In the gospel reading this past Sunday, we heard some of Christ’s final words to His disciples before he would depart from them. In the midst of the meaning and power of His words was a father’s love for His children. He knew that when He left, they would be subject to tumultuous forces. In Christ’s words were affirmations that He did everything He could for the disciples in preserving them and keeping them safe.
For many parents, our minds and hearts will inevitably drift to similar thoughts and affirmations when our time comes to depart this world. Whether or not we were a good parent becomes of the utmost importance. Regrets can also come to the surface at this time and we can feel missed moments more profoundly. Upon this final life review, and when there is nothing else to distract us, our minds and hearts can focus on that which is most important. Indeed, how our daily business and tasks can keep us from tending to that which is most important and to that which is most likely to surface in our final days. Surely there must be a way to maintain our focus and awareness on those very things even before our final days. However, this is not the focus of this article, though it is worthy of reflection. The focus of this writing is on the parallels between the lives of the disciples after Ascension and our lives now. Though they might seem so different, the same fatherly love and providence is present in both.
We know that Christ did not abandon the disciples after He ascended. He would send the Holy Spirit who would be there for them the remainder of their days. However, despite that help and comfort, the disciples were to continue on in a world that is largely governed by the free-will of others. The disciples would be subjected to turbulent forces, much like we are today. God has chosen to not over-ride the free will of others. He treats us as adults. In the gospel reading last Sunday, Jesus makes reference to the fact that none of them were lost except the son of Perdition- Judas. Christ can do all things, yet still Judas did what He did. Indeed, like the disciples, we are affected by and suffer due to the free will of others. These truths of free-will are often difficult for us to accept. It is often much easier for us to blame God for letting certain painful events happen.
During times of struggle or fear, especially during times like we are presently passing through in which there has been a pandemic, widespread financial uncertainty, and world instability, we can feel abandoned. Sometimes we just feel it and sometimes we verbalize it. When we verbalize it, it usually sounds something like “where is God in all of this?” and “Why doesn’t He do something?”. The fear of abandonment is a universal fear. It is something universally unpleasant to all. Abandonment is not just the absence of a physical presence; it is also the absence of roles- such as protection and having a parent figure or caregiver being in control.
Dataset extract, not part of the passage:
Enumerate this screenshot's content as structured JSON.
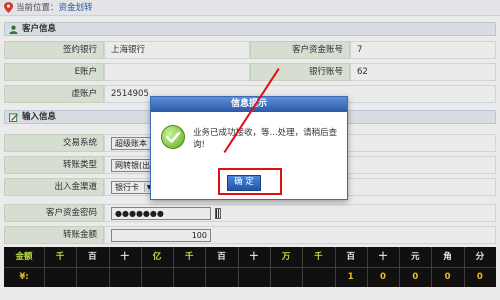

Our lives today are not unlike children who feel left at home alone with something frightening going on and wondering when will mom or dad be home to take care of us.
In child development, there is something called Object Permanency. It is the child’s ability to grasp that even though they cannot see an object (such as a parent), they still exist. Until this ability is mastered, if the child cannot see their parent, then they don’t exist and the child goes into distress. However, this milestone is achieved as they grow and they become secure in the fact that even though they cannot see a parent, they still exist and are there for them. In many ways this applies to us and our relationship with God. Many struggle with this spiritually. We may have not matured enough spiritually to realize that even though we cannot physically see God that He nonetheless exists. Indeed, as this world becomes more distorted, we very much need to make sure we have mastered this ability.
This leads us to the question; do we understand how God takes care of us? Many of us have great misconceptions about this. God has provided for us by being the “book-ends” to our lives. He is the alpha and the Omega, the beginning and the end. We know God as the creator of all, that we have been given life in this world, and we know that God has our departure from this world and what comes after covered. He does not provide for us by controlling everything that occurs in-between. Our lives that occur in between those “book-ends” are very influenced by the free-will of others and indeed our own. We need to accept responsibility for this and be confident that we have not been abandoned in this troubled world. Yes- there is pain in the days and time in between those “book-ends”. It is precisely in that time and space that many get tripped up so to speak and lose faith. However, in essence God is telling us, “I need you to trust me on this, in the end everything will be okay, there will be times of stress and uncertainty, but if you stay with Me, there will be something so joyful and full that it will wipe out the significance of any earthly suffering that you have experienced”.
When we are in the midst of this world, our lives and our small number of years seem so great and significant, but what are they really in the face of eternity with God? However, even in those days in between the beginning and end, God has not abandoned us. He is there watching, listening, and even intervening when it is helpful for us and without overriding free-will. The Holy Spirit is everywhere present, yet we often pay no attention to nor seek the Holy Spirit, and we then claim no trace of God can be found in this world. If we can come to terms with these truths, then we might not feel so betrayed and disillusioned when unexpected painful events occur.
So, God is there for us like the parent of an anxious child. Many parents can relate to having to send their kids off to something that they are fearful about. Their knowledge is limited, however ours as parents is not so limited. We know what they do not and we urge them forward even though they are afraid. We cannot save them from all discomfort. Inevitably they will have to feel some pain, fear, and disappointment. However, through all of it, we have not abandoned them, we are present and watching, and providing comfort. We accept this quite readily in our own parenting, let us apply this to God’s parenting of us, in this world in which we must go forward.